Castle Fire: The fire perimeter remains active, encompassing 45,296 acres. The northern flanks are encroaching on Osa Meadow and progressing towards Angora Mountain with wind-driven runs and group torching. Substantial heat remains on the east side in the Lloyd Meadows area. Crews are focused on firing operations from containment lines to the active fire perimeter on the southwest flank; firing operations are also planned for the Kern Creek area if conditions permit. Structure protection is underway in the Soda Flats area and near Jordan Hot Springs, as well as Ponderosa, Lloyd Meadows, Pyles Camp, Camp Whitsett, and other areas on the west side.
Shotgun Fire: Estimated at 402 acres, the Shotgun Fire is slowly burning within a rocky drainage with continued monitoring by aerial resources. Another Forest Service fire fiasco
Weather: Conditions remain stable with a strong high-pressure system continuing to build in the area. Hot temperatures and low relative humidity will persist in the area throughout the Labor Day holiday weekend. Daytime highs will be 70 to 78 degrees at upper elevations and 94 to 97 on the valley floor with relative humidity potentially dropping into the single digits. Winds are expected to remain light in the morning and increasing in the afternoon with potential gusts to 25 mph.
Evacuations and Closures:
An Evacuation Order is active for the following communities: Cedar Slope, Ponderosa, and Pyles Boys Camp.
An Evacuation Advisory is in place for the following communities: Camp Nelson, Rodgers Camp, Coy Flat, and Mountain Aire.
Many roads and campgrounds are closed in the vicinity of the fire. Be sure to check conditions if traveling in this directions. Another Forest Service fire fiasco

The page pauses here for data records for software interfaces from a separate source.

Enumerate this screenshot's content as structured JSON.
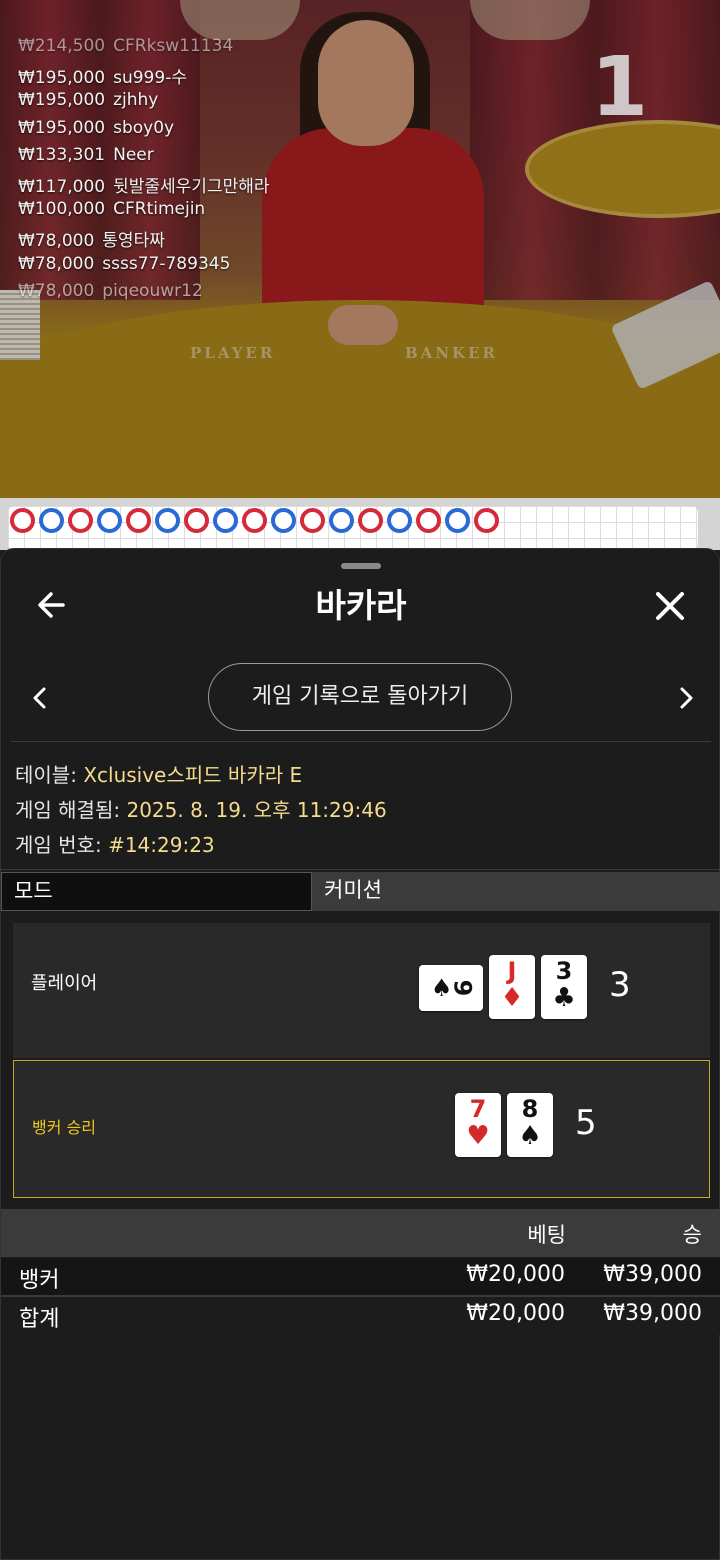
{
  "video": {
    "countdown": "1",
    "table_left_text": "PLAYER",
    "table_right_text": "BANKER",
    "winners": [
      {
        "amount": "₩214,500",
        "user": "CFRksw11134"
      },
      {
        "amount": "₩195,000",
        "user": "su999-수"
      },
      {
        "amount": "₩195,000",
        "user": "zjhhy"
      },
      {
        "amount": "₩195,000",
        "user": "sboy0y"
      },
      {
        "amount": "₩133,301",
        "user": "Neer"
      },
      {
        "amount": "₩117,000",
        "user": "뒷발줄세우기그만해라"
      },
      {
        "amount": "₩100,000",
        "user": "CFRtimejin"
      },
      {
        "amount": "₩78,000",
        "user": "통영타짜"
      },
      {
        "amount": "₩78,000",
        "user": "ssss77-789345"
      },
      {
        "amount": "₩78,000",
        "user": "piqeouwr12"
      }
    ]
  },
  "roadmap": {
    "beads": [
      "B",
      "P",
      "B",
      "P",
      "B",
      "P",
      "B",
      "P",
      "B",
      "P",
      "B",
      "P",
      "B",
      "P",
      "B",
      "P",
      "B"
    ],
    "colors": {
      "banker": "#d42a3a",
      "player": "#2a6ad4",
      "tie": "#1f8a3a"
    }
  },
  "header": {
    "title": "바카라",
    "back_icon": "arrow-left-icon",
    "close_icon": "close-icon"
  },
  "nav": {
    "return_label": "게임 기록으로 돌아가기"
  },
  "info": {
    "table_label": "테이블:",
    "table_value": "Xclusive스피드 바카라 E",
    "resolved_label": "게임 해결됨:",
    "resolved_value": "2025. 8. 19. 오후 11:29:46",
    "number_label": "게임 번호:",
    "number_value": "#14:29:23"
  },
  "tabs": [
    {
      "label": "모드"
    },
    {
      "label": "커미션"
    }
  ],
  "hands": {
    "player": {
      "label": "플레이어",
      "score": "3",
      "cards": [
        {
          "rank": "9",
          "suit": "♠",
          "color": "black",
          "sideways": true
        },
        {
          "rank": "J",
          "suit": "♦",
          "color": "red",
          "sideways": false
        },
        {
          "rank": "3",
          "suit": "♣",
          "color": "black",
          "sideways": false
        }
      ]
    },
    "banker": {
      "label": "뱅커 승리",
      "score": "5",
      "cards": [
        {
          "rank": "7",
          "suit": "♥",
          "color": "red",
          "sideways": false
        },
        {
          "rank": "8",
          "suit": "♠",
          "color": "black",
          "sideways": false
        }
      ]
    }
  },
  "bets": {
    "col_bet": "베팅",
    "col_win": "승",
    "rows": [
      {
        "label": "뱅커",
        "bet": "₩20,000",
        "win": "₩39,000"
      }
    ],
    "total": {
      "label": "합계",
      "bet": "₩20,000",
      "win": "₩39,000"
    }
  },
  "colors": {
    "accent_gold": "#f0c820",
    "info_value": "#f4dc8c"
  }
}
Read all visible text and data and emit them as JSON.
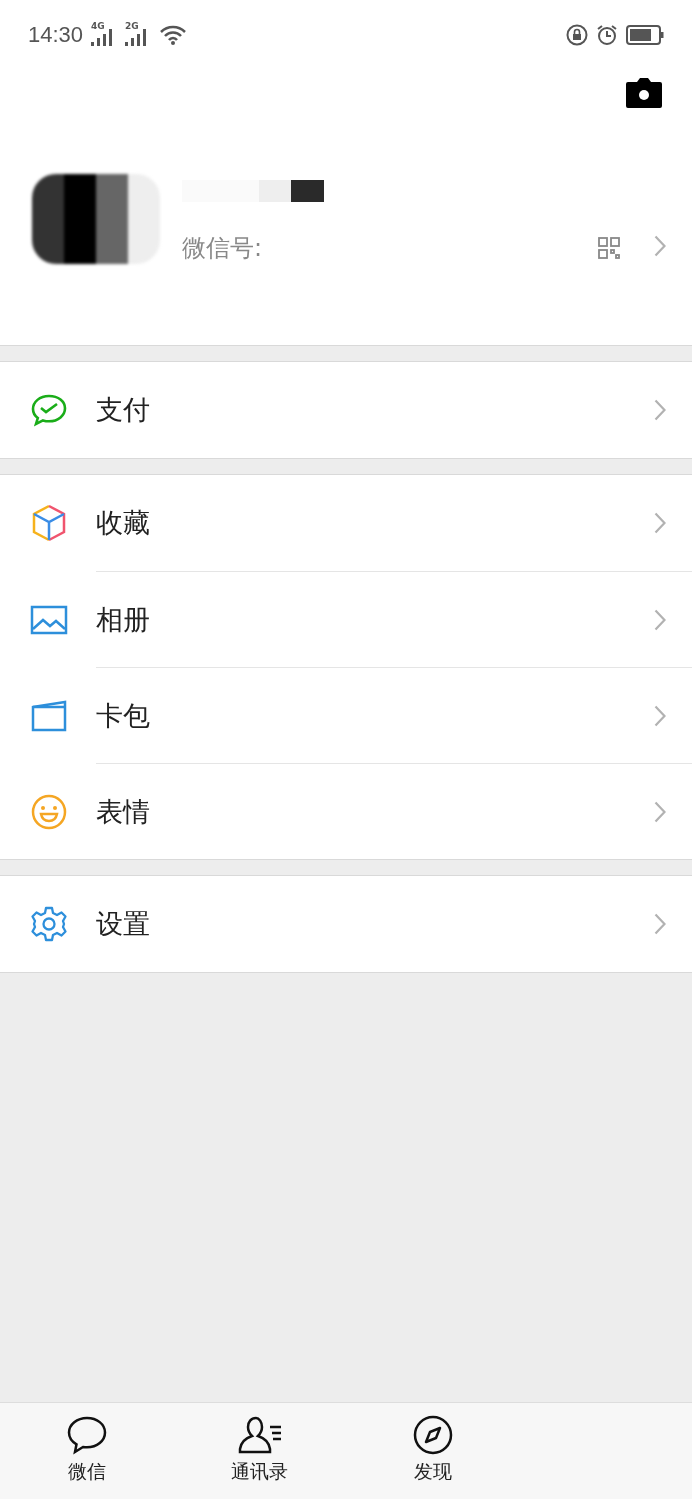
{
  "status_bar": {
    "time": "14:30",
    "sim_1": "4G",
    "sim_2": "2G"
  },
  "profile": {
    "wechat_id_label": "微信号:"
  },
  "menu_groups": [
    {
      "items": [
        {
          "label": "支付",
          "kind": "pay"
        }
      ]
    },
    {
      "items": [
        {
          "label": "收藏",
          "kind": "favorites"
        },
        {
          "label": "相册",
          "kind": "album"
        },
        {
          "label": "卡包",
          "kind": "cards"
        },
        {
          "label": "表情",
          "kind": "sticker"
        }
      ]
    },
    {
      "items": [
        {
          "label": "设置",
          "kind": "settings"
        }
      ]
    }
  ],
  "tab_bar": [
    {
      "label": "微信",
      "kind": "chat"
    },
    {
      "label": "通讯录",
      "kind": "contacts"
    },
    {
      "label": "发现",
      "kind": "discover"
    }
  ]
}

The Moraine Fire was discovered August 21 after substantial lightning occurred over the area. It is located in the backcountry along the joint boundary of Sequoia and Kings Canyon national parks, east of Cedar Grove, and as of Thursday, September 3, had grown to 290 acres. The fire is creeping and smoldering with some group tree torching through large dead and down ground fuels and continuing to burn in areas with standing dead trees (of which there are millions throughout the parks). The park is using a confine and contain suppression strategy utilizing natural rock features, existing trails, and other natural barriers as containment lines. This limits exposure to firefighters and minimizes impacts in the wilderness. Another Forest Service fire fiasco
Smoke will be visible from high country vistas and in the local area of the fire. All trails in the area remain open.
The Rattlesnake Fire was discovered August 16 and was caused by lightning. As of Thursday, September 3, the fire was estimated to be at 156 acres. It is located in the Rattlesnake Creek drainage, east of Franklin Pass in the backcountry of Sequoia National Park. The fire is burning in an area of steep inaccessible terrain with sparse ground fuels with pockets of large dead and down trees. The Park Service is using a confine and contain suppression strategy utilizing natural rock features, existing trails, and other natural barriers as containment lines. This limits exposure to firefighters and minimizes impacts in the wilderness.
All trails in the area remain open. Backpackers are reminded to use caution and follow all posted trail signs.